People here seem to live their lives much more publicly than we do. The bottom floors of the houses are often open to the street and there are people sitting inside crafting things, perhaps to sell later. It doesn’t appear to be a regular shop, but is clearly not a private living room either. Trade spills out onto the street, with fruit sellers right on the pavement or someone’s doorstep. Most strikingly, one woman is selling (raw! unrefridgerated!) fish from a wooden pallet, just right out there on the street. She allows me to take a picture, but doesn’t want to be in it herself (possible faux pas on my part again). And yet – it doesn’t smell, and people are buying it.
I am still in two minds about Colombo. It was an interesting, shocking, frustrating, colourful experience. I didn’t want to stick to where other tourists might be; I wanted to see how other people lived and I liked doing things differently (e.g. walking barefoot in the temples). Yet I didn’t immerse myself fully (for example, by buying street food), because I felt so out of place, so stared at, so vulnerable to being accosted, and I didn’t want to exacerbate this by taking up the locals’ space. But that meant I felt uncomfortable walking around, experiencing the vibe and taking pictures – and not engaging or contributing to their lives – because to an extent that meant I was viewing the locals’ way of living and practise of religion as a cultural item for consumption, instead of as a bunch of people struggling along, their beliefs a facet of the universal truth that all belief aspires to. I was shocked by the poverty, and I don’t think it’s patronising to feel sorry that there are people who have to live in the kinds of houses I’ve snapped – but I’ve still edited my pictures to make them as pleasing as possible, because I know that there is a charm to the messy-colourful aesthetic. Perhaps it would have been hard to do otherwise when I was only there for 48 hours.

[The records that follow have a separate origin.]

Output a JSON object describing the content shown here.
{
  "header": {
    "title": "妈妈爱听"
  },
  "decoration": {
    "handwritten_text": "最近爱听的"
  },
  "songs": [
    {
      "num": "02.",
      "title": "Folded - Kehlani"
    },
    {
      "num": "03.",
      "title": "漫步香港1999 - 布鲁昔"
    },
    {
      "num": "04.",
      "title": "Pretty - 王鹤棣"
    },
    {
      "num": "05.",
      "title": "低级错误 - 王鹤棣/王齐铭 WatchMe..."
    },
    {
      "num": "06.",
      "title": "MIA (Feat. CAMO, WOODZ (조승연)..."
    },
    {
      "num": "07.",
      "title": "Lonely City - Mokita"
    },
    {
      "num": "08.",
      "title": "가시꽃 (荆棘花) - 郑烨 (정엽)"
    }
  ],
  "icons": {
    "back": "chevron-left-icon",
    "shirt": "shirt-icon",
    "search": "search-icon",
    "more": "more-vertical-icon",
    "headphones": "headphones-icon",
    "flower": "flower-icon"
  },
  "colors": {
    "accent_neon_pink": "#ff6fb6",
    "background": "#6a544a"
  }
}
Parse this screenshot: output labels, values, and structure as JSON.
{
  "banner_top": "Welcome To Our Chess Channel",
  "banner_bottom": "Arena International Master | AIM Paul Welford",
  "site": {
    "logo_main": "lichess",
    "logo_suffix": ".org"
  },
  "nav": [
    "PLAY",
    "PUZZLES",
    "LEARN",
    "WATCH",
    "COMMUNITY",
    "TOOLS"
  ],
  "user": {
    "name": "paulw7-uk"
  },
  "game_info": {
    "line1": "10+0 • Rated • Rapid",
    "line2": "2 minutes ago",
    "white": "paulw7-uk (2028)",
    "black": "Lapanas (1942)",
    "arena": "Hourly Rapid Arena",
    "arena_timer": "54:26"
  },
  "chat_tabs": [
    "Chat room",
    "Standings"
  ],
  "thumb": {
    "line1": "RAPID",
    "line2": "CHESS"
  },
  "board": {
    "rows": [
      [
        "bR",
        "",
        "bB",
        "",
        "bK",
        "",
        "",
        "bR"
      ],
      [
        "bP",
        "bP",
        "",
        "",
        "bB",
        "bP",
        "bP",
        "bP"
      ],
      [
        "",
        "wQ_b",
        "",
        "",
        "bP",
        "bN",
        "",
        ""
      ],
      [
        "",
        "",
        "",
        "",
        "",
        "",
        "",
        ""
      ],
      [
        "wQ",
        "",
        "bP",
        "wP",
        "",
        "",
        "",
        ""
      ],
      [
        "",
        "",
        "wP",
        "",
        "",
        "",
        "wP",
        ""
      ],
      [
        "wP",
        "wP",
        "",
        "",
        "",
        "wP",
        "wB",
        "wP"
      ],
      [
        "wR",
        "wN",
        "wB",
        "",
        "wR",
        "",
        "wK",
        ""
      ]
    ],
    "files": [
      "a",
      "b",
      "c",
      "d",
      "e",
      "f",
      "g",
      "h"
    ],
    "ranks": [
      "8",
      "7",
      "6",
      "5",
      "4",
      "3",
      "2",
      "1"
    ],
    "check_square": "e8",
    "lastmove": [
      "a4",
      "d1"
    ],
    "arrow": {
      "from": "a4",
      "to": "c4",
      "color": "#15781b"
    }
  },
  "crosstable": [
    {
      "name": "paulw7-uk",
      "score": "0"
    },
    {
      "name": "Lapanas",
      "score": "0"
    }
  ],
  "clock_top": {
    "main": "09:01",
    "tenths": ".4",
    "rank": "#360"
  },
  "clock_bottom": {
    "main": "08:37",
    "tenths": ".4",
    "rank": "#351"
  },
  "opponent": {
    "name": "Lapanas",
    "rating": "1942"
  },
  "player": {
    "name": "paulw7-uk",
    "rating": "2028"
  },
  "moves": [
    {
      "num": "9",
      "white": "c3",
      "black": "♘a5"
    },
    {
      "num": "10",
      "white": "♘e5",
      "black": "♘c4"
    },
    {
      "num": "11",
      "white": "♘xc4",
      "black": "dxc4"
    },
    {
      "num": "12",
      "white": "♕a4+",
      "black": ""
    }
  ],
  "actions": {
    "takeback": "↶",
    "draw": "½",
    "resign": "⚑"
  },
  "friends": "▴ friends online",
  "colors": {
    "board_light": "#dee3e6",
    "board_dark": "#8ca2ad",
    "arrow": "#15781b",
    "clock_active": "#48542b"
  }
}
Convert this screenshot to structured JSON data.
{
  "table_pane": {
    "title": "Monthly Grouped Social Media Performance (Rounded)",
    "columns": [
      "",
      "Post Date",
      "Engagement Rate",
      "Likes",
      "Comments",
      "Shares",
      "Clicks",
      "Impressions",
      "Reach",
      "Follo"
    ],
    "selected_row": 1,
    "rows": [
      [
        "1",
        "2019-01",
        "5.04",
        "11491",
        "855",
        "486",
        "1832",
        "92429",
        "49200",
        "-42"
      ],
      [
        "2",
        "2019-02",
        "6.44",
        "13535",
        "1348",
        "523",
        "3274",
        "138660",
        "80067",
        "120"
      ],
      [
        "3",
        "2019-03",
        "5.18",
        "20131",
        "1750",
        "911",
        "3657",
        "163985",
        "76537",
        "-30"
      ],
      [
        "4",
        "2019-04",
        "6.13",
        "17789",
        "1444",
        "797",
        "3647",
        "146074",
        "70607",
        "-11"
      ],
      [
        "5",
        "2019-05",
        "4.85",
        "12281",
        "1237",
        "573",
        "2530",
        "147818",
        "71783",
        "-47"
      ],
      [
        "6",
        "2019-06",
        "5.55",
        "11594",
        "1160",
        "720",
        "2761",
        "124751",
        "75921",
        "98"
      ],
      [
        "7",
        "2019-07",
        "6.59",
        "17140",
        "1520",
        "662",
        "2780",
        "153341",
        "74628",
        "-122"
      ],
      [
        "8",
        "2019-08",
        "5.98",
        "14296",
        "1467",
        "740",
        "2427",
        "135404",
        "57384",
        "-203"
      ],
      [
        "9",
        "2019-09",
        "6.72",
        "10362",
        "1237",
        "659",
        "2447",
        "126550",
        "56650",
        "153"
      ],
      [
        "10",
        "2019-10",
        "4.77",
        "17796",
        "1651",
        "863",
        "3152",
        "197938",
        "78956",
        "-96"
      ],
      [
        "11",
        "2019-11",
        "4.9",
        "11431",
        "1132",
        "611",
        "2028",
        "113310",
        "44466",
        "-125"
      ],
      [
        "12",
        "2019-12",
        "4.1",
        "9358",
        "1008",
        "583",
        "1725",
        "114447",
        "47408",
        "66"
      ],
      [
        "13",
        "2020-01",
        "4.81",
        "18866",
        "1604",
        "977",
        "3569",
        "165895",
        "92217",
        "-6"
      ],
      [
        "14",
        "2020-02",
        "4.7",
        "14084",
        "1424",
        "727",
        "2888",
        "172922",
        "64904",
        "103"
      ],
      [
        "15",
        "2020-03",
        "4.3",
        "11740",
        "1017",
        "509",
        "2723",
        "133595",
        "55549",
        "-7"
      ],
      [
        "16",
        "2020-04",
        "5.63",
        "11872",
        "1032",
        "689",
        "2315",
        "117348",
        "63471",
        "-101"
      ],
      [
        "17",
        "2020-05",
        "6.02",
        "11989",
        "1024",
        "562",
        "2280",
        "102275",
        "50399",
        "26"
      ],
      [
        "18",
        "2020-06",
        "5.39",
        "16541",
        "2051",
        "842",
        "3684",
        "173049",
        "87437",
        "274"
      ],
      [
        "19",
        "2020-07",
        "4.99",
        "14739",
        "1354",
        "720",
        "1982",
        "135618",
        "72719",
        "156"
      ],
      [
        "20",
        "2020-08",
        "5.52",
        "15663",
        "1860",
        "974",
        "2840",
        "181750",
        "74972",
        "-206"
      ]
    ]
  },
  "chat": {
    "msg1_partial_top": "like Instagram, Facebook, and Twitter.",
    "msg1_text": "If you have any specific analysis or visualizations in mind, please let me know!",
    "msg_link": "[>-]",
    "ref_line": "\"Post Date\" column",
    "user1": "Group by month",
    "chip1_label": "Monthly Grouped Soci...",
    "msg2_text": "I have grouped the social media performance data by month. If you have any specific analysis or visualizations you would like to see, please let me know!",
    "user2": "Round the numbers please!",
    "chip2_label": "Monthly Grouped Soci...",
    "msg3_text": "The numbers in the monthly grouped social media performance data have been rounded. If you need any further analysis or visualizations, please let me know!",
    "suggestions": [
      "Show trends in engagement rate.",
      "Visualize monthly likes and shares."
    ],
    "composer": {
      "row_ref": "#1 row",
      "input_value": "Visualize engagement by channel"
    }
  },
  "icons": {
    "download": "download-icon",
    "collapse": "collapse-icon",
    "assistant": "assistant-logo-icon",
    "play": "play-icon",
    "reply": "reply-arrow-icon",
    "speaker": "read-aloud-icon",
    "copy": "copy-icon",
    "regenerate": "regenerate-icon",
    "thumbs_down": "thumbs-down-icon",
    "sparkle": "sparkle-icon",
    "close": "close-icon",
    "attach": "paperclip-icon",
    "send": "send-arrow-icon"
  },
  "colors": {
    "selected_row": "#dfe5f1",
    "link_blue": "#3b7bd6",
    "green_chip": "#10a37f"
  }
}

But perhaps my mixed feelings are natural, because the city itself has a very mixed cultural feel, and you can see the inequality: nice hotels vs fish being sold on the street; Neo-classical vs Hindu temple architecture; tuk-tuks displaying pictures of the Virgin Mary, others with Angry Birds seat covers; lack of development by most standards but they have coca-cola, selfies and a restaurant called ‘Burger’s King’; you’re as likely to see jeans and t-shirts as saris or hijabs (although the one constant is that no one shows their legs); I’m told by the lady who sold me my elephant trousers that some Sri Lankan Buddhists worship at Hindu temples.
Seeing different religions being practised was one of the most interesting parts for me. It seems to me that places of worship are not so different around the world: they are always semi-dark, kept in respectful semi-silence, with candles, incense, flowers, offerings. While the philosophical underpinnings of these religions are clearly very different, what surprised me was that the basic practise of religion itself seems to be the same everywhere: all around the world there are people employing their best architects and artists to build and decorate covered areas where they can go to kneel down and speak aloud to the Something out there. I get the feeling they would do this whether or not philosophers had given their proofs of God or rambled about angels and pinheads, and will continue to do so even where doctrine is absent (look at the rise of secular ‘churches’). We just can’t help it. Early Christianity and modern Catholicism look so different because we just couldn’t help ourselves from building a calendar of feast days, constructing fantastic cathedrals, and putting the holy of holies back where we seem to need it – in a candlelit room under a vaulted ceiling – instead of, perhaps, walking among us.
Every time I smell incense or jasmine flowers now, I’m immediately transported to the back streets of Colombo. I’m not sure I would actually go back there, but I would like to see the rest of Sri Lanka – the beaches! the elephants! – and venture across to India too.
My two days are up – next stop, Singapore!